“We realised there is high unemployment and more people are likely to become poorer if there are no immediate interventions. We decided to tap into the agriculture sector and registered more than 30 agro-based cooperatives.”
The cooperative members, he explained would be trained on organic vegetables and fruit production and also use of technologies such as greenhouses while at the same time, learn the importance of maintaining high standards of operation and consistency in production.
“With adequate support, many of the unemployed people can help themselves and contribute to growing the economy.”
He further explained that while some people believed in selling their products to foreign markets, real markets also exist locally.
“What we need is to facilitate the creation of a well-capacitated and vibrant agro-business sector that understands the needs of the markets and understand that food production and processing is the future of our economy.”
Mphaka further explained the need to also continue developing other areas of business such as the garments sector.
“The textile sector will remain a priority area as seen by the establishment of small factories in Ha Tikoe as a way to encourage local investment and also the establishment of two skills development centres in Maseru and Maputsoe to build managerial capacity.”
He said despite having access to the American markets through the African Growth and Opportunity Act (Agoa), which offers tangible incentives for some African countries to continue their efforts to open their economies and build free markets, his ministry was also looking at breaking into new markets through various initiatives that include the Southern Africa Development Community Economic Partnership Agreement, Southern African Customs Union (SACU) and the European Union.
“This would demand we become serious on our operations, timely supply of orders and high standards and quality, which is what we have been grappling with for years.”
Mphaka said his Ministry would also want Lesotho to be known as producer of other goods, not just makers of textile garments.
“Together with the Lesotho National Development Corporation (LNDC), we are taking a fresh look at developing the wool and mohair sector because we produce significant quantities.”
He explained the establishment of the wool and mohair scouring plant in Butha Buthe, which is underway, is going to help add value of the produce while farmers are also going to realise more profits.
“The company is going to trigger other spinoff businesses that include production of essential oil used in the manufacturing of cosmetics.
“We need to utilise these spinoffs and “make happen” our plan for major initiatives to trigger the formation of other companies.”
He said there were also efforts to establish companies that would manufacture clinical syringes and also work at producing energy-related products.
“The whole idea is to stimulate the industry and demonstrate the capacity we have while at the same time, work at attracting a wide range of investors from Asia and America to Europe and many others.”
Mphaka further explained the need to work hard at developing the country’s infrastructure, particularly in transport and logistics to make the business environment more attractive to a wide range of investors.
Commenting on the rampant selling of expired goods by some retail outlets, a practice that is common in all parts of the country, Mphaka said his ministry was deeply concerned. He said the cabinet recently passed the Consumer Policy that would help enhance understanding of consumer rights and furtherance of continuous efforts to protect consumers.

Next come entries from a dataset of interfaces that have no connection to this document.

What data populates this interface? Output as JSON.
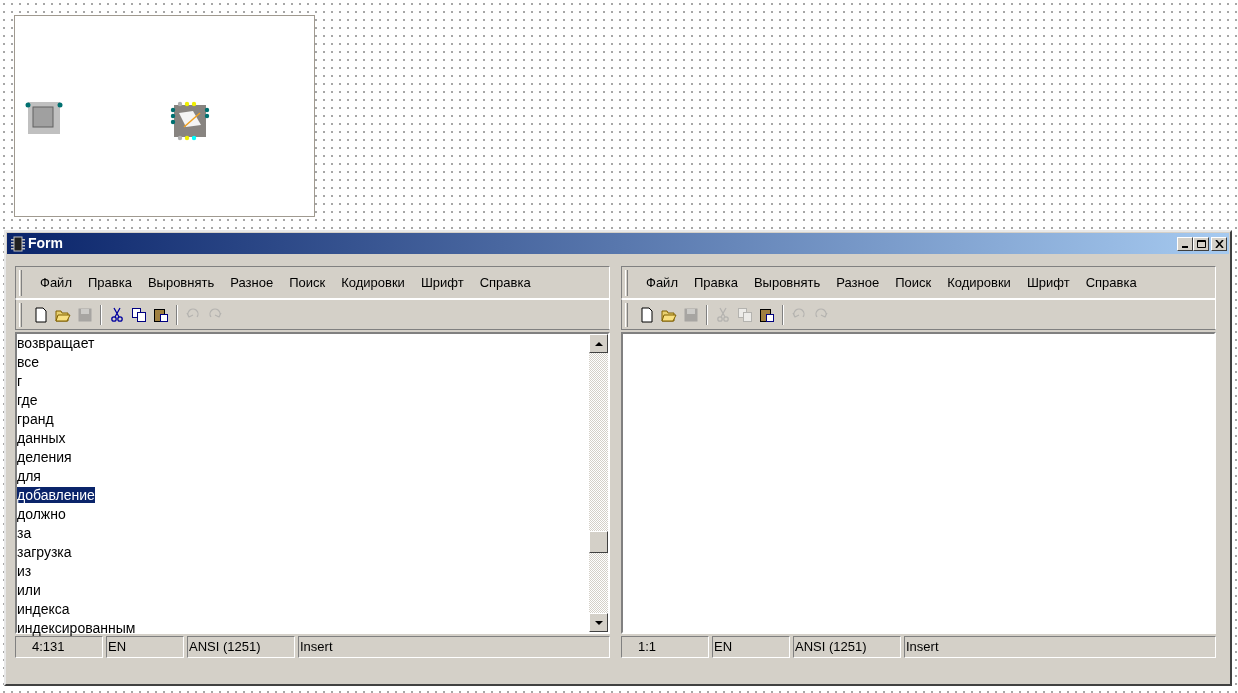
{
  "window": {
    "title": "Form"
  },
  "panes": [
    {
      "menu": [
        "Файл",
        "Правка",
        "Выровнять",
        "Разное",
        "Поиск",
        "Кодировки",
        "Шрифт",
        "Справка"
      ],
      "toolbar": [
        {
          "kind": "new",
          "disabled": false
        },
        {
          "kind": "open",
          "disabled": false
        },
        {
          "kind": "save",
          "disabled": true
        },
        {
          "kind": "separator"
        },
        {
          "kind": "cut",
          "disabled": false
        },
        {
          "kind": "copy",
          "disabled": false
        },
        {
          "kind": "paste",
          "disabled": false
        },
        {
          "kind": "separator"
        },
        {
          "kind": "undo",
          "disabled": true
        },
        {
          "kind": "redo",
          "disabled": true
        }
      ],
      "lines": [
        {
          "text": "возвращает",
          "selected": false
        },
        {
          "text": "все",
          "selected": false
        },
        {
          "text": "г",
          "selected": false
        },
        {
          "text": "где",
          "selected": false
        },
        {
          "text": "гранд",
          "selected": false
        },
        {
          "text": "данных",
          "selected": false
        },
        {
          "text": "деления",
          "selected": false
        },
        {
          "text": "для",
          "selected": false
        },
        {
          "text": "добавление",
          "selected": true
        },
        {
          "text": "должно",
          "selected": false
        },
        {
          "text": "за",
          "selected": false
        },
        {
          "text": "загрузка",
          "selected": false
        },
        {
          "text": "из",
          "selected": false
        },
        {
          "text": "или",
          "selected": false
        },
        {
          "text": "индекса",
          "selected": false
        },
        {
          "text": "индексированным",
          "selected": false
        }
      ],
      "scrollbar": true,
      "status": [
        "4:131",
        "EN",
        "ANSI (1251)",
        "Insert"
      ]
    },
    {
      "menu": [
        "Файл",
        "Правка",
        "Выровнять",
        "Разное",
        "Поиск",
        "Кодировки",
        "Шрифт",
        "Справка"
      ],
      "toolbar": [
        {
          "kind": "new",
          "disabled": false
        },
        {
          "kind": "open",
          "disabled": false
        },
        {
          "kind": "save",
          "disabled": true
        },
        {
          "kind": "separator"
        },
        {
          "kind": "cut",
          "disabled": true
        },
        {
          "kind": "copy",
          "disabled": true
        },
        {
          "kind": "paste",
          "disabled": false
        },
        {
          "kind": "separator"
        },
        {
          "kind": "undo",
          "disabled": true
        },
        {
          "kind": "redo",
          "disabled": true
        }
      ],
      "scrollbar": false,
      "status": [
        "1:1",
        "EN",
        "ANSI (1251)",
        "Insert"
      ]
    }
  ]
}
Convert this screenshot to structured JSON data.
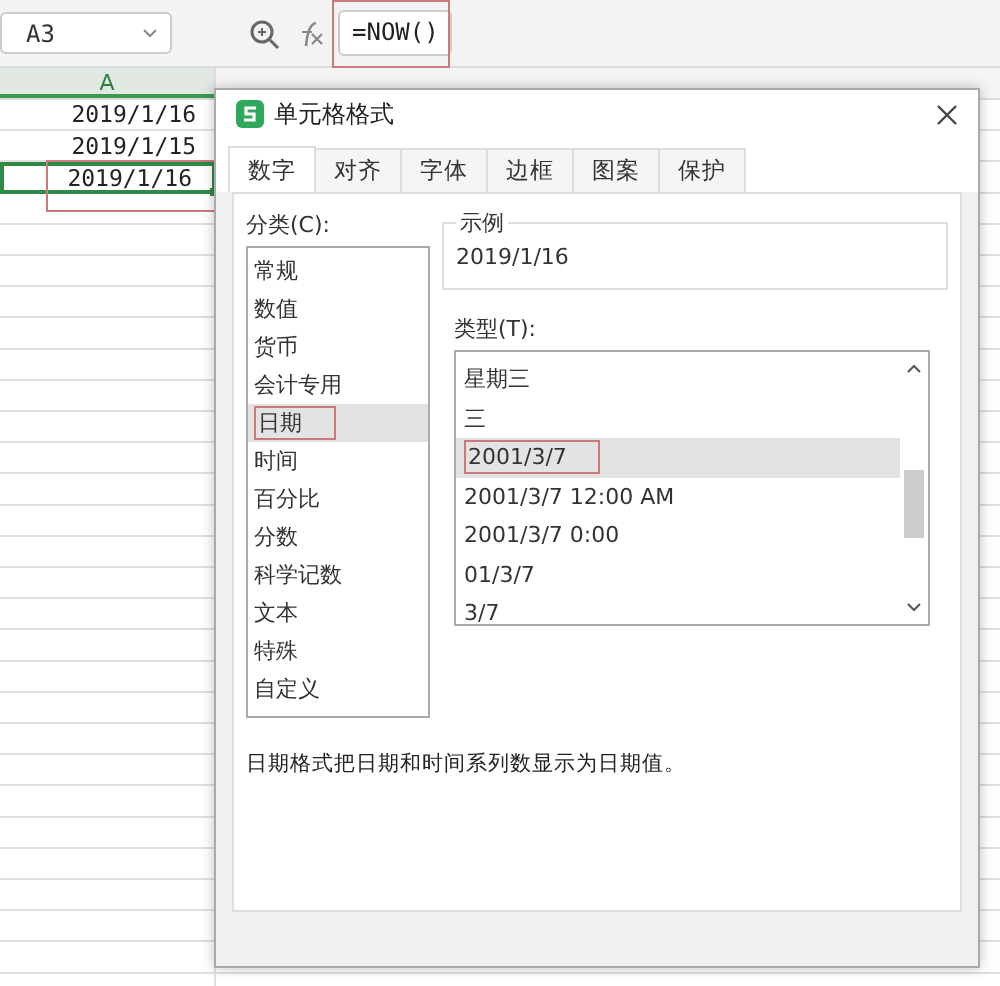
{
  "name_box": {
    "value": "A3"
  },
  "formula_bar": {
    "value": "=NOW()"
  },
  "sheet": {
    "columns": [
      {
        "label": "A",
        "selected": true
      }
    ],
    "rows": [
      {
        "value": "2019/1/16",
        "selected": false
      },
      {
        "value": "2019/1/15",
        "selected": false
      },
      {
        "value": "2019/1/16",
        "selected": true
      }
    ]
  },
  "dialog": {
    "title": "单元格格式",
    "tabs": [
      {
        "label": "数字",
        "selected": true
      },
      {
        "label": "对齐",
        "selected": false
      },
      {
        "label": "字体",
        "selected": false
      },
      {
        "label": "边框",
        "selected": false
      },
      {
        "label": "图案",
        "selected": false
      },
      {
        "label": "保护",
        "selected": false
      }
    ],
    "category": {
      "label": "分类(C):",
      "items": [
        {
          "label": "常规",
          "selected": false
        },
        {
          "label": "数值",
          "selected": false
        },
        {
          "label": "货币",
          "selected": false
        },
        {
          "label": "会计专用",
          "selected": false
        },
        {
          "label": "日期",
          "selected": true
        },
        {
          "label": "时间",
          "selected": false
        },
        {
          "label": "百分比",
          "selected": false
        },
        {
          "label": "分数",
          "selected": false
        },
        {
          "label": "科学记数",
          "selected": false
        },
        {
          "label": "文本",
          "selected": false
        },
        {
          "label": "特殊",
          "selected": false
        },
        {
          "label": "自定义",
          "selected": false
        }
      ]
    },
    "sample": {
      "label": "示例",
      "value": "2019/1/16"
    },
    "type": {
      "label": "类型(T):",
      "items": [
        {
          "label": "星期三",
          "selected": false
        },
        {
          "label": "三",
          "selected": false
        },
        {
          "label": "2001/3/7",
          "selected": true
        },
        {
          "label": "2001/3/7 12:00 AM",
          "selected": false
        },
        {
          "label": "2001/3/7 0:00",
          "selected": false
        },
        {
          "label": "01/3/7",
          "selected": false
        },
        {
          "label": "3/7",
          "selected": false
        }
      ]
    },
    "description": "日期格式把日期和时间系列数显示为日期值。"
  }
}
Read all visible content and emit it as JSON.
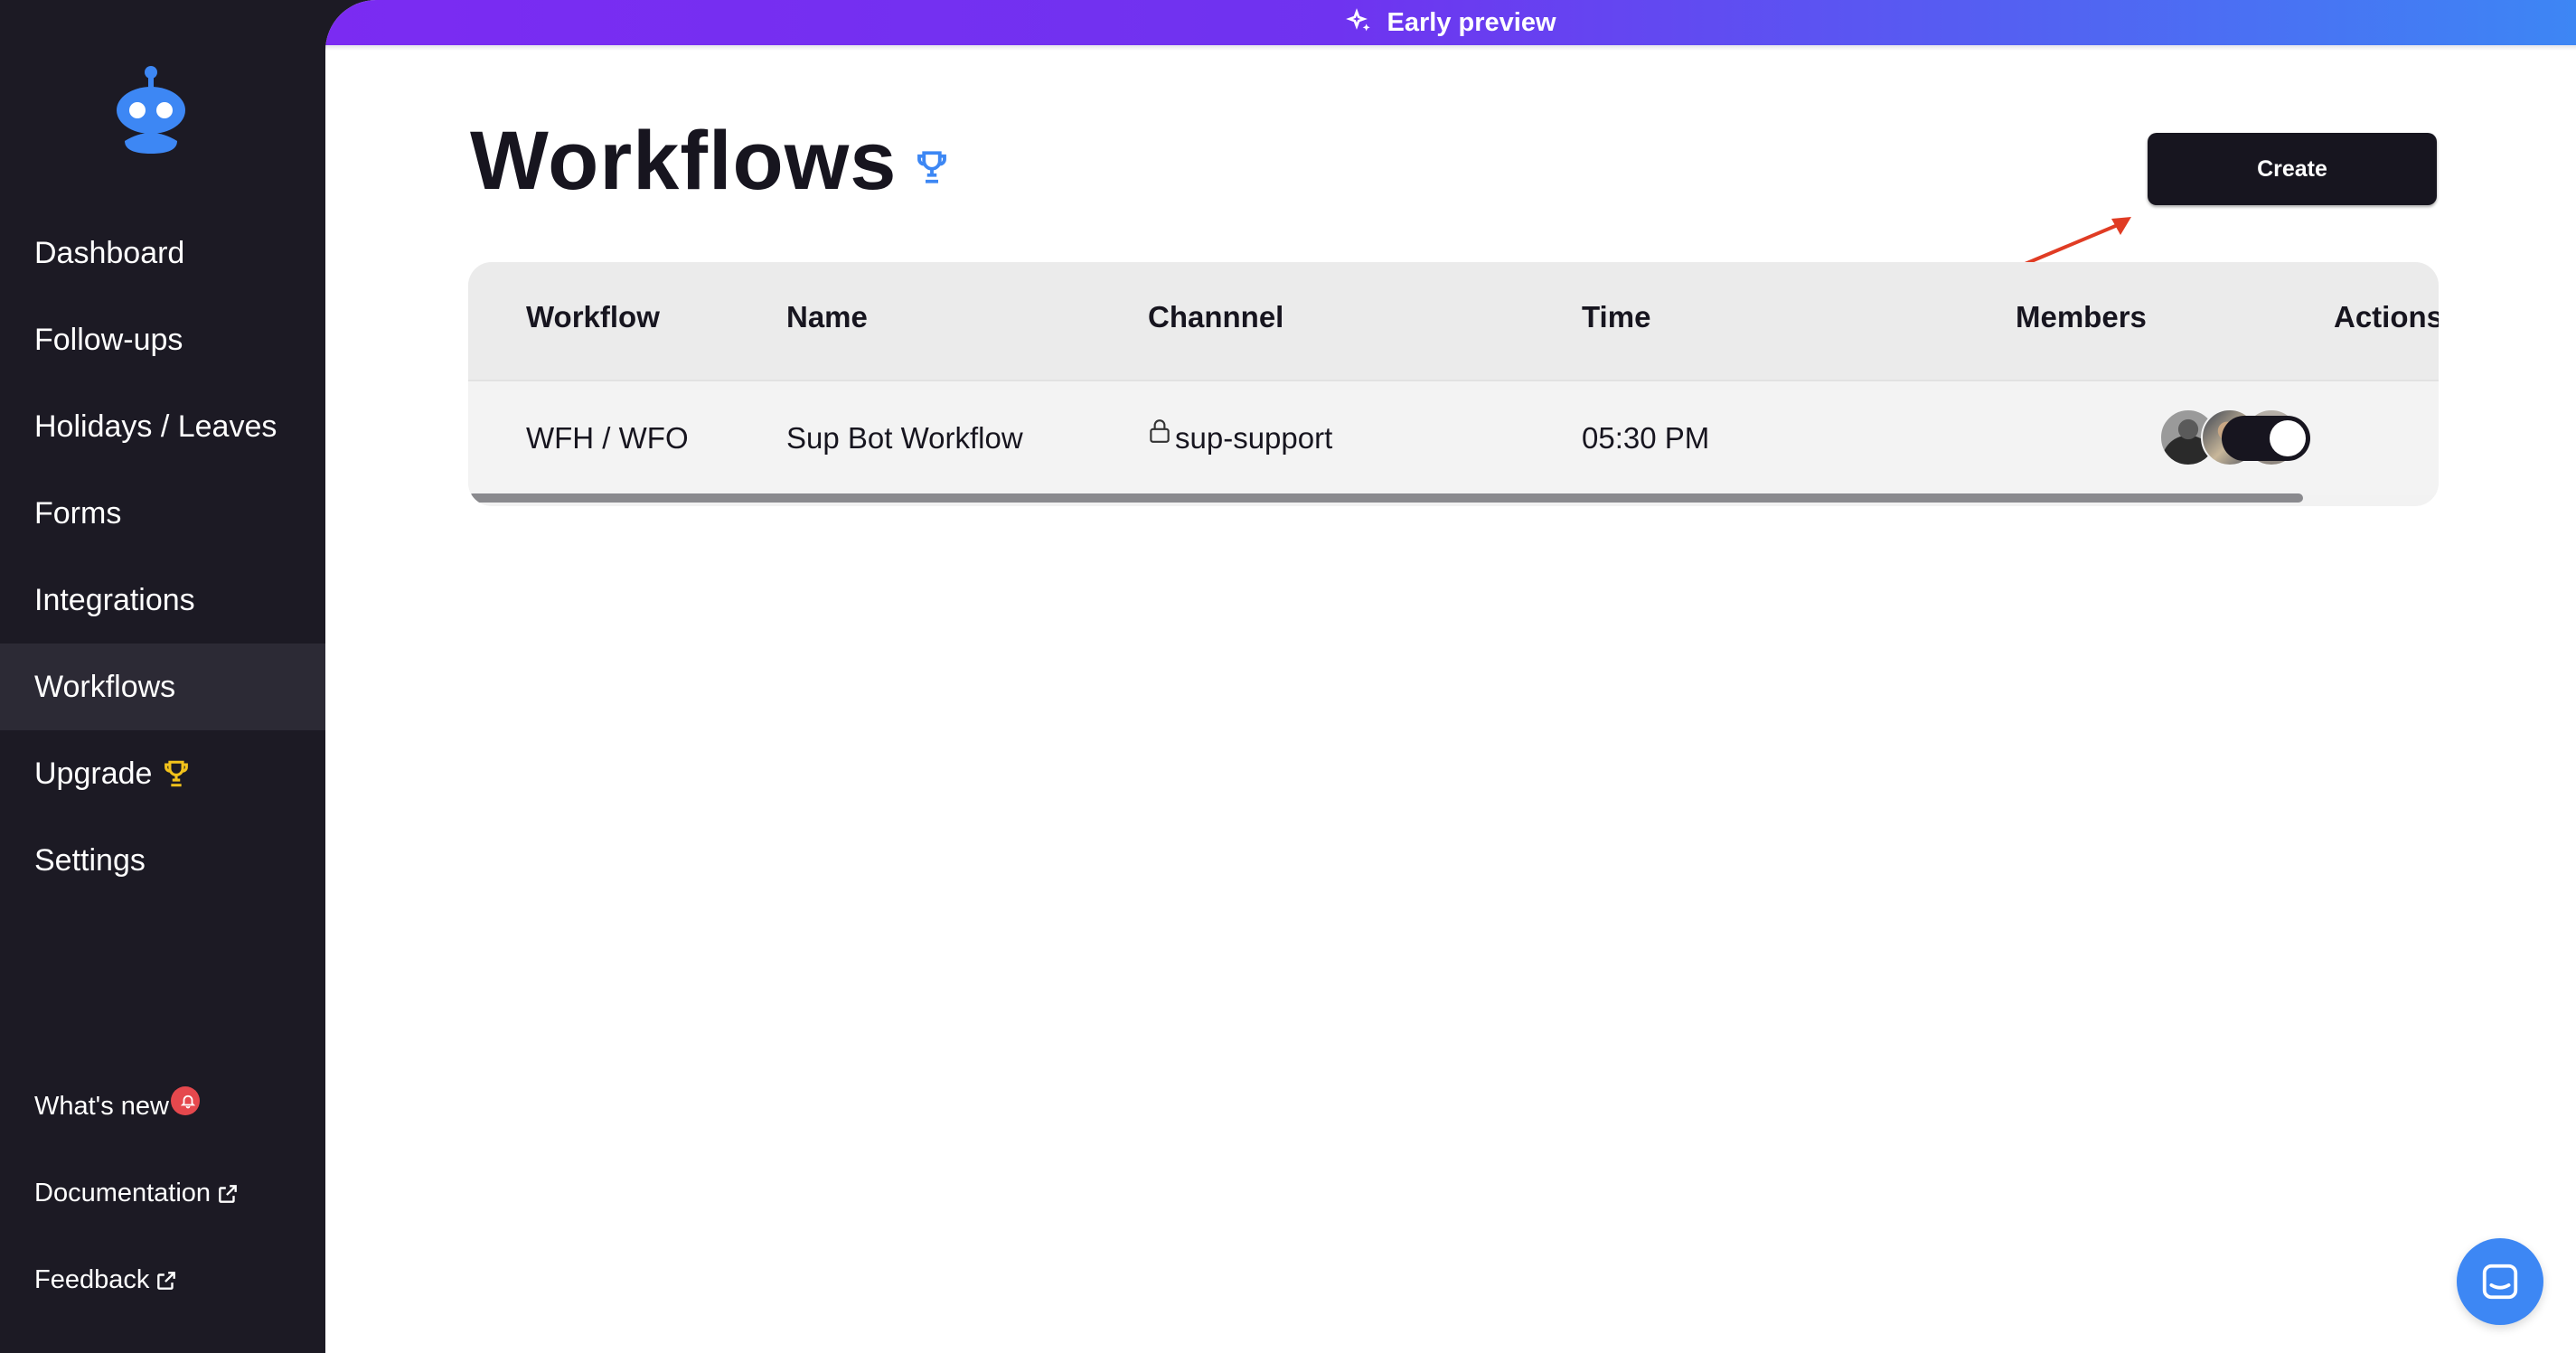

“We know that producers, buyers and sellers, all have rights but what is wrong is when one takes away the other’s right. To a larger extent, we would like to protect the rights of consumers and empower them to demand their rights.”
He said the finalisation process of the Food Control Bill would also further help strengthen protection of consumers.
“When food can mean possible poisoning and even death, we should all be concerned about the quality of food on the market.”
He said in this light, his ministry has prioritised the development of standards and testing facilities to protect consumers and is currently working at developing partnership with some tertiary institutions.